The Sunday after meeting Huw for the first time I attended one of his tours. I don’t want to give too much away because I want you to go on it yourself, but what I will say is there’s no way better to spend two hours of your day.
Although the past is the tour’s main focus it isn’t all about the traditional history of Cardiff. We were taken to Riverside Market as well as Cardiff Castle, the Millennium Stadium as well as National Museum Cardiff These are places which are only beginning their journey but are already a part of the city’s rich tapestry. We were taken to the world’s oldest record shop, Spillers Records also in Morgan Arcade, which was established in 1894. We were told where the best places to eat and drink are, the best post night out curry, even the best pub for atmosphere during a rugby international. Its as much about Cardiff today as it is about the city’s history.
Huw doesn’t charge a penny for his tours, but I’ll challenge you to try not tipping him – I guarantee you won’t be able to resist. The man’s an asset to this great city.

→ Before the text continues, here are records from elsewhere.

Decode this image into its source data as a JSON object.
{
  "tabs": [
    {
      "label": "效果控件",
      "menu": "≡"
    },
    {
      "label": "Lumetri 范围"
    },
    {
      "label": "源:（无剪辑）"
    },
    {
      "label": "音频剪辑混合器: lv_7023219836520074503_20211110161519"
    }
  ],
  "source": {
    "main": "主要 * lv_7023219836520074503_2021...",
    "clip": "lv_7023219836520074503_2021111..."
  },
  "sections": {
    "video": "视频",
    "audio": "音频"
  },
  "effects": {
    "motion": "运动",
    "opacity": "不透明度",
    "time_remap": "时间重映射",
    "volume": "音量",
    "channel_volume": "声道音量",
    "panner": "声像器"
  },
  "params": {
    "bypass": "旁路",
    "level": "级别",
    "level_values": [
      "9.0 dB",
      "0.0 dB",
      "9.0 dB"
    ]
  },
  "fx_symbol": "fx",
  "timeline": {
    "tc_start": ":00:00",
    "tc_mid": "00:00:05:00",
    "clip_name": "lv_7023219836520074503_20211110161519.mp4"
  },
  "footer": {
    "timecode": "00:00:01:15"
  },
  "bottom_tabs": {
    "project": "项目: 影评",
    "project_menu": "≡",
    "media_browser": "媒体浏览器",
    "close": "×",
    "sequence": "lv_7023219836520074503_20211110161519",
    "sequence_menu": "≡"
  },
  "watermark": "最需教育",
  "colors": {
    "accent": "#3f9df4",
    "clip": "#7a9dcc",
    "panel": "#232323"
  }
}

The tours leave Tuesday – Sunday at 10.00 and 14.00 from NosDa Hostel, Riverside. For more information call Huw on 07896532968.